::: RECORDS TO PROCESS :::

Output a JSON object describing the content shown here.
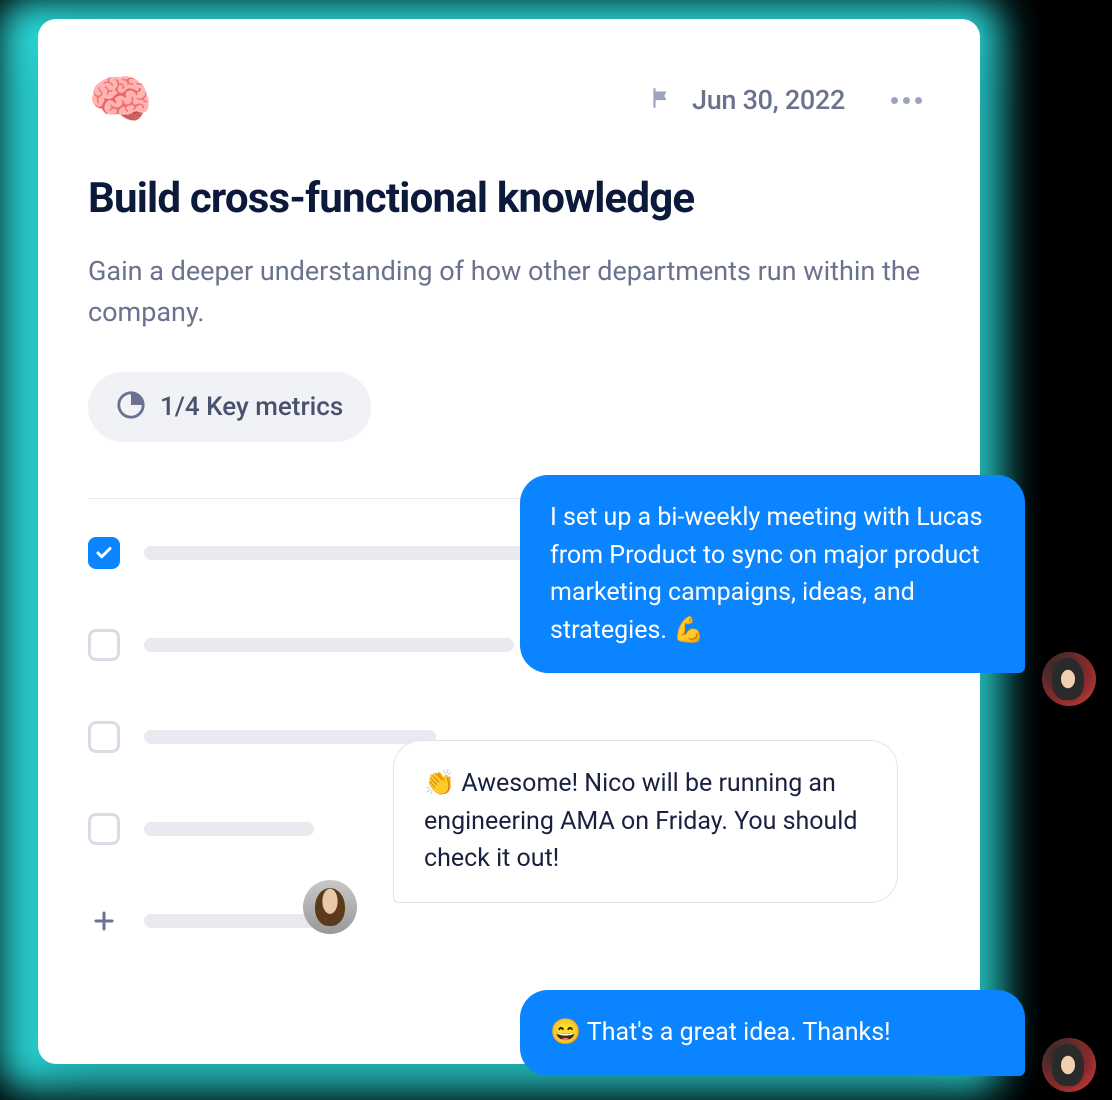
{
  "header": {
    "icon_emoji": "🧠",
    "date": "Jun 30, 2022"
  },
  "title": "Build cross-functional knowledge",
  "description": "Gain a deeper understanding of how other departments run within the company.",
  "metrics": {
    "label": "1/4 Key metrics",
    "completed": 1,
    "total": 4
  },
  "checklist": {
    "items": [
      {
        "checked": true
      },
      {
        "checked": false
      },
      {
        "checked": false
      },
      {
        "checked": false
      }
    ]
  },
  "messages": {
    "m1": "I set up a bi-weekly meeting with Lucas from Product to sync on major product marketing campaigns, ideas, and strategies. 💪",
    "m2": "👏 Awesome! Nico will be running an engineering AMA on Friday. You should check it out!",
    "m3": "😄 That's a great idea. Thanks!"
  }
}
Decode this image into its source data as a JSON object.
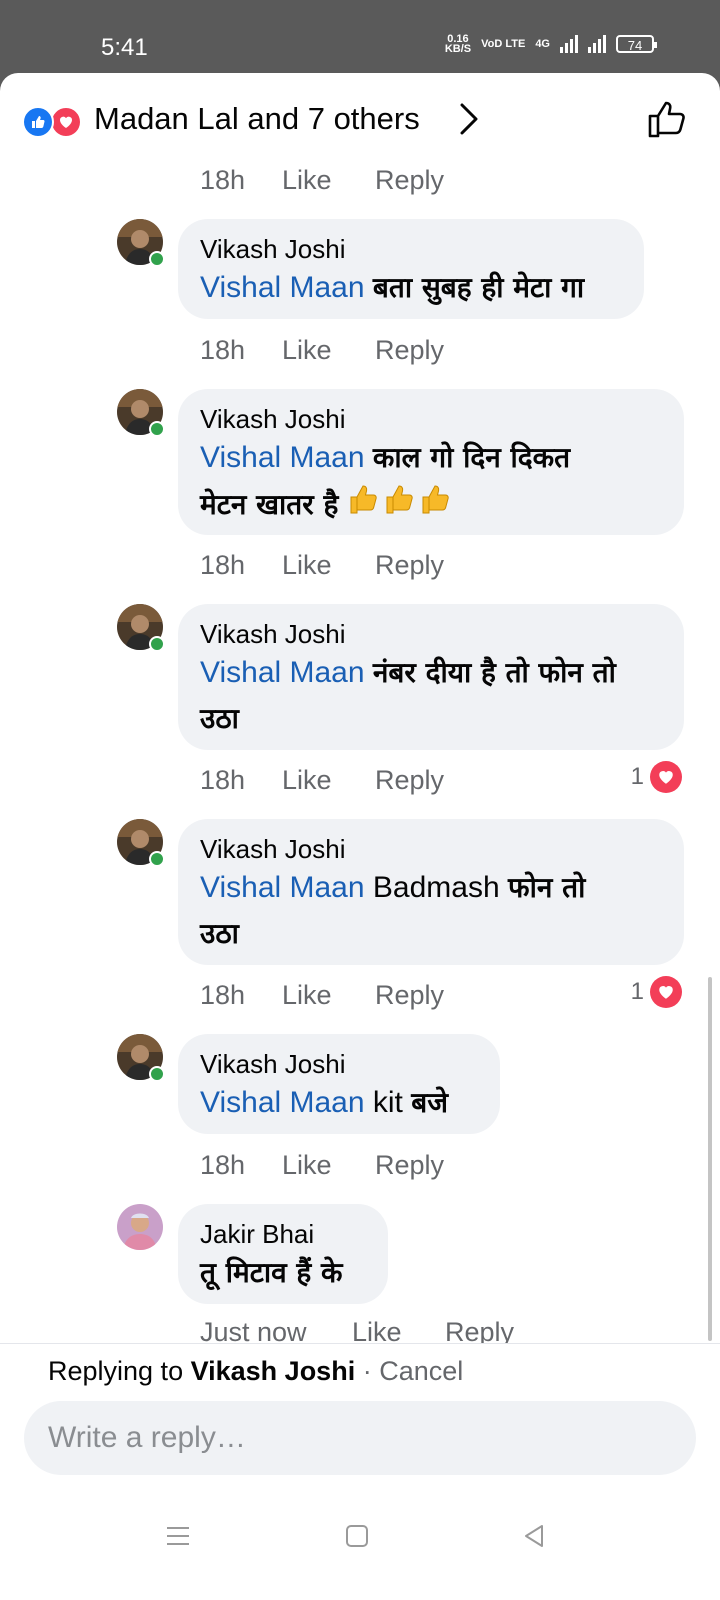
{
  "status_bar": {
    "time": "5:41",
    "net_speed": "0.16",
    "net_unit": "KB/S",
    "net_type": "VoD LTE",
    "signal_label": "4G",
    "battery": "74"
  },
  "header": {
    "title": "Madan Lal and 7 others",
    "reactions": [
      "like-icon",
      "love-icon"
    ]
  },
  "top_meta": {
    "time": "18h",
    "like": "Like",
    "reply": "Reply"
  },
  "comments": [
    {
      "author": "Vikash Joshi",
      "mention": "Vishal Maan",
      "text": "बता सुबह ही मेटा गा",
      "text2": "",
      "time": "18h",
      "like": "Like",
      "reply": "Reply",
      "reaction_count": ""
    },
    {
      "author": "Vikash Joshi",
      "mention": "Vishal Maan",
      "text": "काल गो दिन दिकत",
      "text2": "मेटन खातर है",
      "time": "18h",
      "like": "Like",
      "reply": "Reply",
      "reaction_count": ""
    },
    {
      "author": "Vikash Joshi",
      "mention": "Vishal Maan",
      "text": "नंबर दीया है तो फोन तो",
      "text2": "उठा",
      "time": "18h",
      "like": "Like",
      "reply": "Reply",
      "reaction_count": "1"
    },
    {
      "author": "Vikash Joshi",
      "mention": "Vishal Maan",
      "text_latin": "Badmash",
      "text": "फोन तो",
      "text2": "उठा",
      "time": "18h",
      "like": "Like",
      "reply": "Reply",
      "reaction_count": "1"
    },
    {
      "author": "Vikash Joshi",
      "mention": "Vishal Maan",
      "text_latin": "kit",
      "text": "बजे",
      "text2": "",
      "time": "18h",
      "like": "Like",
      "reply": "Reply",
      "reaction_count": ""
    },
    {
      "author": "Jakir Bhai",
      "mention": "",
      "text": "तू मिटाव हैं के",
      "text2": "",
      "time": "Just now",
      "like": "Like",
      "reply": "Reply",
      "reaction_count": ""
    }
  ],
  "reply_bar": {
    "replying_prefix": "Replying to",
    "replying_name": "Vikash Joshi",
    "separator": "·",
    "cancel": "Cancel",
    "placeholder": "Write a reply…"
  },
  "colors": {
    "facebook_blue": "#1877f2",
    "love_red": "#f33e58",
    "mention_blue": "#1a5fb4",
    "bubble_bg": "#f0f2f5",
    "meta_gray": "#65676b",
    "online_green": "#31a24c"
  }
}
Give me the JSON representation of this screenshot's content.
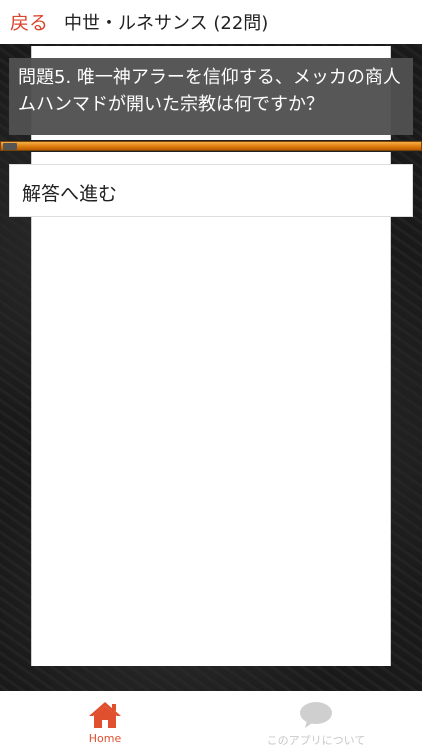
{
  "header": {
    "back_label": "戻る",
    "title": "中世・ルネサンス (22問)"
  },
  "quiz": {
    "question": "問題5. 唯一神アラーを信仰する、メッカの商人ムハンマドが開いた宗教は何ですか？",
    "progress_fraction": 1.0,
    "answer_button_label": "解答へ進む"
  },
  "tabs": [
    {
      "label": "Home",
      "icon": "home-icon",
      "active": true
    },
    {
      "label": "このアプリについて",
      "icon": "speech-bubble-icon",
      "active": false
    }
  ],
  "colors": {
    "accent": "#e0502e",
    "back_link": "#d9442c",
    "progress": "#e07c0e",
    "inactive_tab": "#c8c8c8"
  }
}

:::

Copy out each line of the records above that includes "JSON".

** SOLUTION TO THIS PROBLEM **
Output a JSON object describing the content shown here.
Decode this image into its source data as a JSON object.
Give me the JSON representation of this screenshot's content.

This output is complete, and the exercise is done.